Bodmin Moor is awesome. Sadly we don't even visit Dartmoor much these days. That will have to be rectified in the near future!

Nymeth said...

Very interesting list. T"he Haunting of Alaizabel Cray" has been on my TBR list for years. I look forward to your review.

Cath said...

Quixotic: The Axe Valley is a gorgeous spot, I quite fancy living that way myself and we often pop down to Lyme for the day. The secondhand bookshop at the bottom of the hill is one of the best I know. Good luck with moving back one day - I don't blame you in the slightest.

I think my favourite Du Mauriers are Frenchman's Creek (what's not to love???) and The House on the Strand. Love the atmosphere in that and the method of time travel is er... different.

Nymeth: Hi. I kind of thought the list was a bit pedestrian to be honest but we'll see. The Haunting of Alaizabel Cray has been sitting on my bookshelves unread for about four years I think. One of my daughters borrowed it and liked it a lot, so I'm quite keen to read that one for the challenge.

Booklogged said...

"so the R.I.P. II challenge is right up my street." I love blogging because I 'meet' people from all of the world. I've always said, "It's right up my alley." So when you said street I checked out your profile and saw you are from England. Isn't it fabulous that I can sit in my kitchen in Utah and visit with someone from Tiverton?!

A few new titles on your list. Can't wait to read your reviews. I loved The Historian.

Cath said...

Hi Booklogged! Oh yes, I completely agree about the excitement of being able to visit with someone on the other side of the world and not even leave your own house. It's just a fantastic thing and I love it. Utah? How wonderful. I've visited many eastern states of the USA but never been as far west as Utah - I hear it is beyond beautiful.

I'm definitely planning to read The Historian for the challenge. I wasn't sure if I needed to be familiar with Dracula by Bram Stoker so am currently rereading that just in case.

Booklogged said...

I read Dracula first and was glad I did.

bethaney said...

I was doing a search for "The Mistress of the Art of Death" and somehow stumbled upon your blog! I have enjoyed reading about your reads and reading, *rather wordy there* ...I really enjoyed The fingersmith, however I can see where others might not.

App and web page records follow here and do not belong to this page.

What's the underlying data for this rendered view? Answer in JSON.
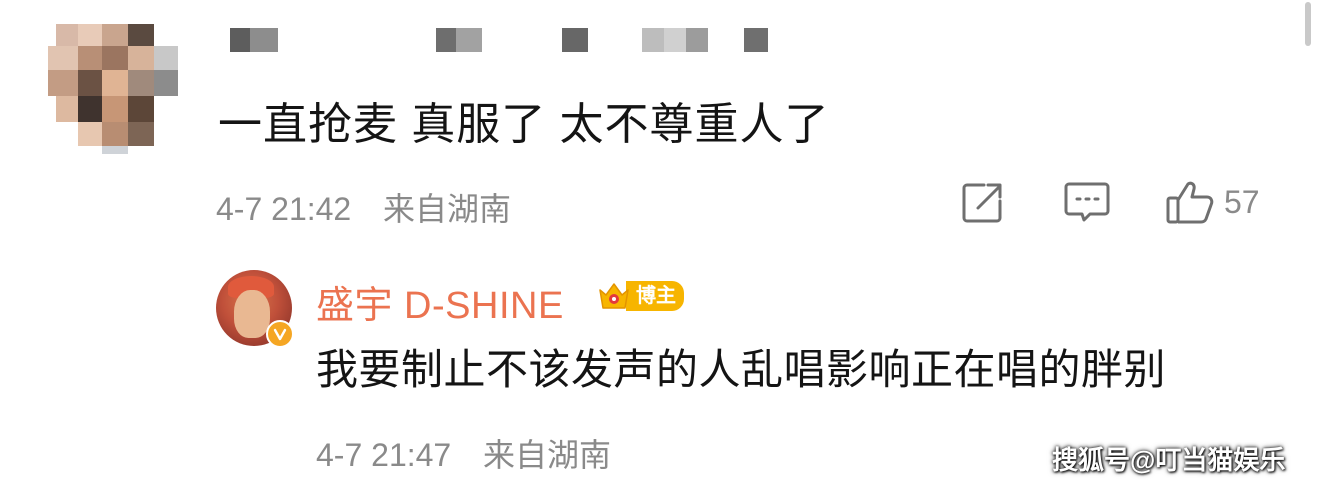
{
  "comment": {
    "text": "一直抢麦 真服了 太不尊重人了",
    "time": "4-7 21:42",
    "location": "来自湖南",
    "likes": "57",
    "icons": {
      "share": "share-icon",
      "comment": "comment-icon",
      "like": "like-icon"
    }
  },
  "reply": {
    "username": "盛宇 D-SHINE",
    "badge_label": "博主",
    "text": "我要制止不该发声的人乱唱影响正在唱的胖别",
    "time": "4-7 21:47",
    "location": "来自湖南"
  },
  "watermark": "搜狐号@叮当猫娱乐",
  "colors": {
    "username": "#eb7350",
    "meta": "#8a8a8a",
    "text": "#141414",
    "badge": "#f7b500"
  }
}
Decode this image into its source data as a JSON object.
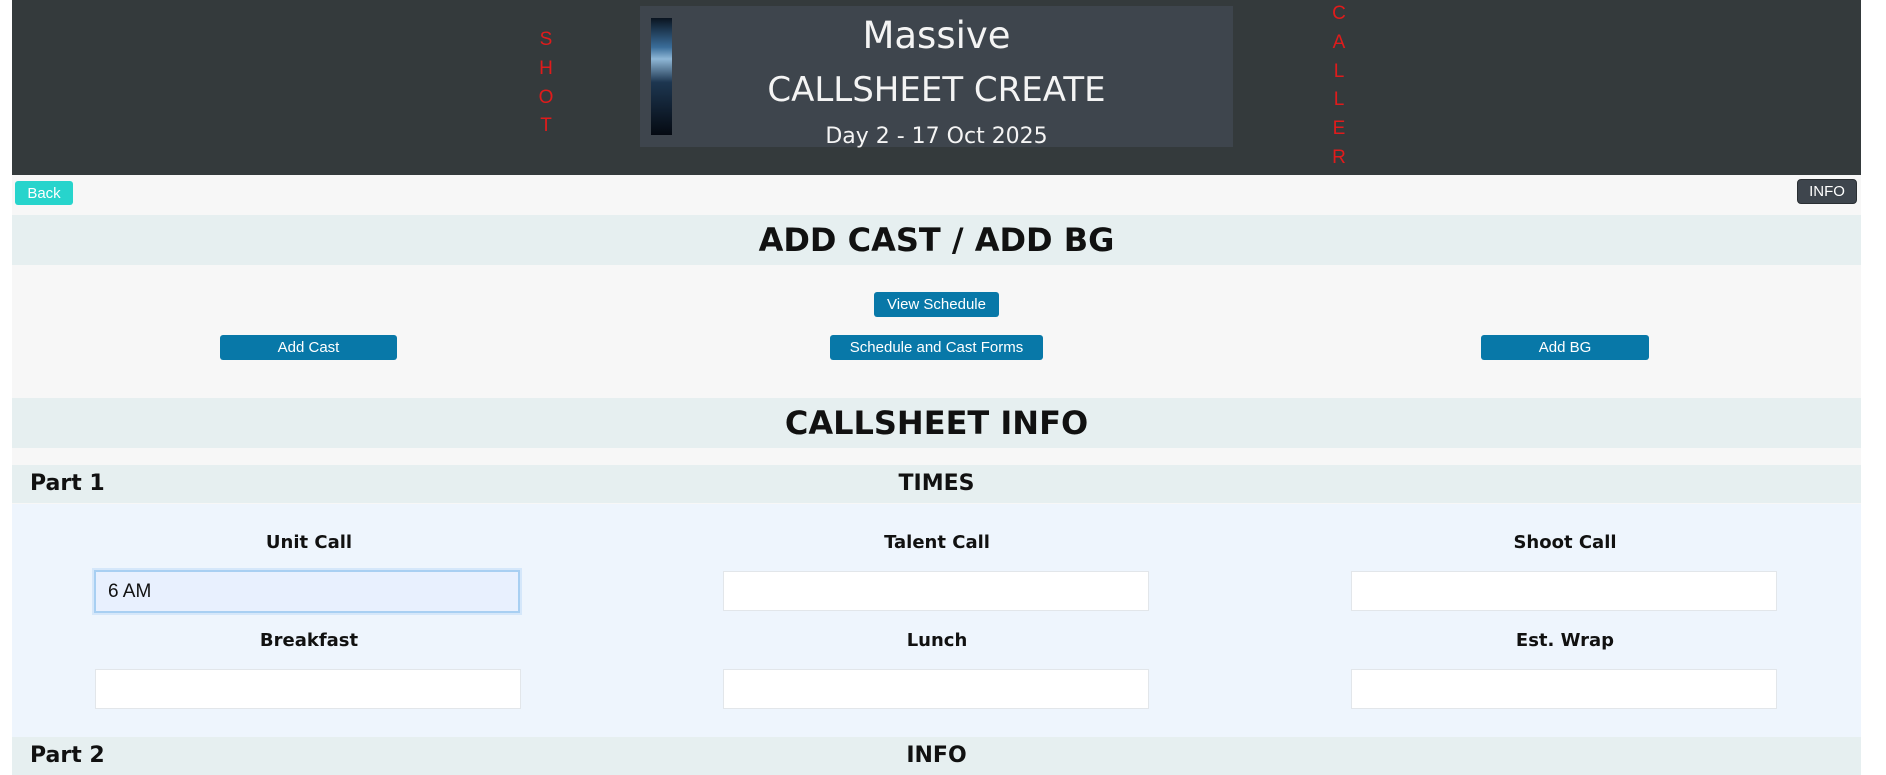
{
  "header": {
    "left_vertical": [
      "S",
      "H",
      "O",
      "T"
    ],
    "right_vertical": [
      "C",
      "A",
      "L",
      "L",
      "E",
      "R"
    ],
    "banner_title": "Massive",
    "banner_subtitle": "CALLSHEET CREATE",
    "banner_date": "Day 2 - 17 Oct 2025"
  },
  "top_controls": {
    "back_label": "Back",
    "info_label": "INFO"
  },
  "cast_section": {
    "title": "ADD CAST / ADD BG",
    "view_schedule_label": "View Schedule",
    "add_cast_label": "Add Cast",
    "schedule_forms_label": "Schedule and Cast Forms",
    "add_bg_label": "Add BG"
  },
  "info_section": {
    "title": "CALLSHEET INFO"
  },
  "part1": {
    "label": "Part 1",
    "heading": "TIMES",
    "fields": {
      "unit_call": {
        "label": "Unit Call",
        "value": "6 AM"
      },
      "talent_call": {
        "label": "Talent Call",
        "value": ""
      },
      "shoot_call": {
        "label": "Shoot Call",
        "value": ""
      },
      "breakfast": {
        "label": "Breakfast",
        "value": ""
      },
      "lunch": {
        "label": "Lunch",
        "value": ""
      },
      "est_wrap": {
        "label": "Est. Wrap",
        "value": ""
      }
    }
  },
  "part2": {
    "label": "Part 2",
    "heading": "INFO"
  },
  "colors": {
    "header_bg": "#343a3c",
    "accent_red": "#e01b1b",
    "button_blue": "#0878a8",
    "button_teal": "#27d4cc"
  }
}
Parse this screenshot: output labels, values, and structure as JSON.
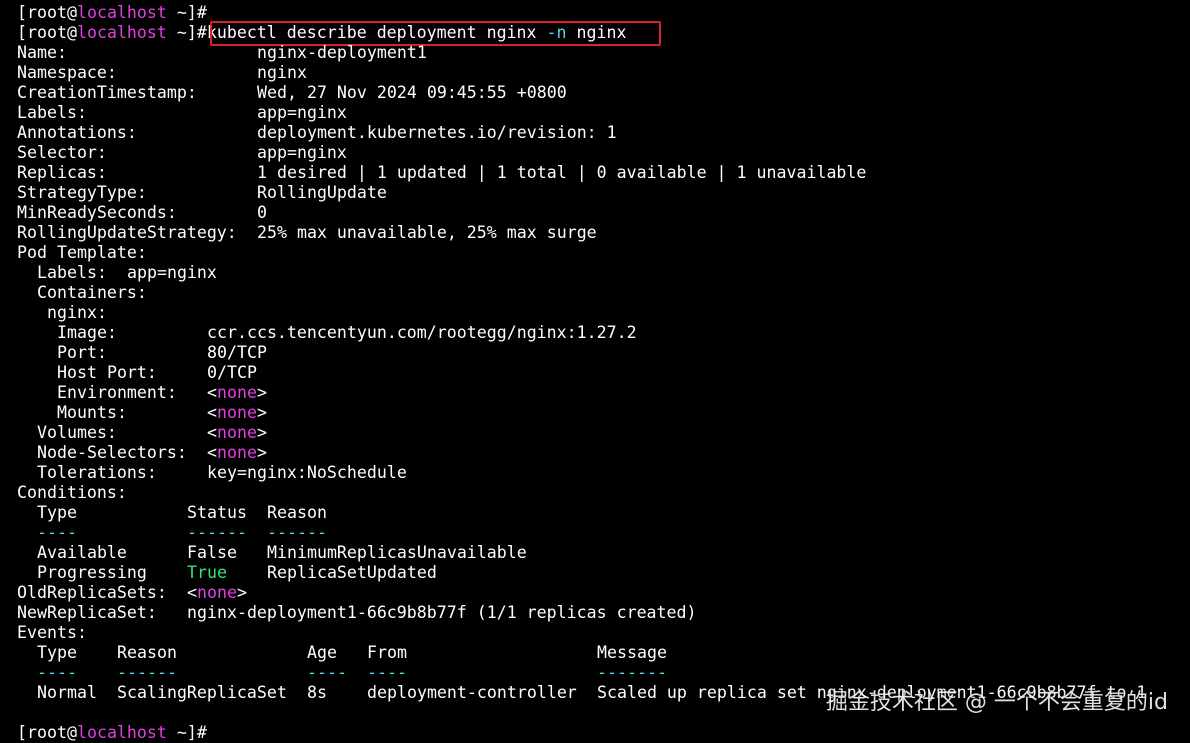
{
  "prompt": {
    "open": "[",
    "user": "root",
    "at": "@",
    "host": "localhost",
    "close": " ~]#"
  },
  "command": {
    "base": "kubectl describe deployment nginx ",
    "flag": "-n",
    "rest": " nginx"
  },
  "describe": [
    {
      "key": "Name:",
      "val": "nginx-deployment1"
    },
    {
      "key": "Namespace:",
      "val": "nginx"
    },
    {
      "key": "CreationTimestamp:",
      "val": "Wed, 27 Nov 2024 09:45:55 +0800"
    },
    {
      "key": "Labels:",
      "val": "app=nginx"
    },
    {
      "key": "Annotations:",
      "val": "deployment.kubernetes.io/revision: 1"
    },
    {
      "key": "Selector:",
      "val": "app=nginx"
    },
    {
      "key": "Replicas:",
      "val": "1 desired | 1 updated | 1 total | 0 available | 1 unavailable"
    },
    {
      "key": "StrategyType:",
      "val": "RollingUpdate"
    },
    {
      "key": "MinReadySeconds:",
      "val": "0"
    },
    {
      "key": "RollingUpdateStrategy:",
      "val": "25% max unavailable, 25% max surge"
    }
  ],
  "pod_template": {
    "heading": "Pod Template:",
    "labels_key": "Labels:",
    "labels_val": "app=nginx",
    "containers_key": "Containers:",
    "container_name": "nginx:",
    "image_key": "Image:",
    "image_val": "ccr.ccs.tencentyun.com/rootegg/nginx:1.27.2",
    "port_key": "Port:",
    "port_val": "80/TCP",
    "host_port_key": "Host Port:",
    "host_port_val": "0/TCP",
    "environment_key": "Environment:",
    "mounts_key": "Mounts:",
    "volumes_key": "Volumes:",
    "node_selectors_key": "Node-Selectors:",
    "tolerations_key": "Tolerations:",
    "tolerations_val": "key=nginx:NoSchedule",
    "none": "none"
  },
  "conditions": {
    "heading": "Conditions:",
    "headers": [
      "Type",
      "Status",
      "Reason"
    ],
    "dividers": [
      "----",
      "------",
      "------"
    ],
    "rows": [
      {
        "type": "Available",
        "status": "False",
        "reason": "MinimumReplicasUnavailable"
      },
      {
        "type": "Progressing",
        "status": "True",
        "reason": "ReplicaSetUpdated"
      }
    ]
  },
  "replica_sets": {
    "old_key": "OldReplicaSets:",
    "new_key": "NewReplicaSet:",
    "new_val": "nginx-deployment1-66c9b8b77f (1/1 replicas created)"
  },
  "events": {
    "heading": "Events:",
    "headers": [
      "Type",
      "Reason",
      "Age",
      "From",
      "Message"
    ],
    "dividers": [
      "----",
      "------",
      "----",
      "----",
      "-------"
    ],
    "rows": [
      {
        "type": "Normal",
        "reason": "ScalingReplicaSet",
        "age": "8s",
        "from": "deployment-controller",
        "message": "Scaled up replica set nginx-deployment1-66c9b8b77f to 1"
      }
    ]
  },
  "watermark": "掘金技术社区 @ 一个不会重复的id",
  "colors": {
    "background": "#000000",
    "text": "#ffffff",
    "hostname": "#e040e0",
    "none_value": "#e040e0",
    "true_value": "#2ee87a",
    "flag": "#56d4ea",
    "highlight_border": "#d9222a"
  }
}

I tend to like books that are more "outside the box" ....
I have the historian sitting in my tbr pile, it never dawned on me to read Dracula first, thanks for that tip!
beth

Cath said...

Hi Beth, nice to meet you! I see you're in Athens, WV... I know that area a little bit. We stayed at Fayettesville last year, for a couple of nights, to see the New River Gorge. That bridge is amazing. I love the craft place called Tamarack... I think it was at Beckley but wouldn't swear to that. It's certainly a beautiful area.

Yes, I loved Fingersmith too but I should have known the person I recommended it to wouldn't. My book tastes are like yours, a bit "outside the box". (I like that term.) Most people my age are reading only crime novels, whereas I like all kinds of weird stuff.

I have *really* enjoyed Dracula. I'm told it's a good idea to read it first and believe me it'll be no hardship.

I'm pretty new to Blogspot too, btw. It took me a while to get used to all the bells and whistles but people here are really friendly.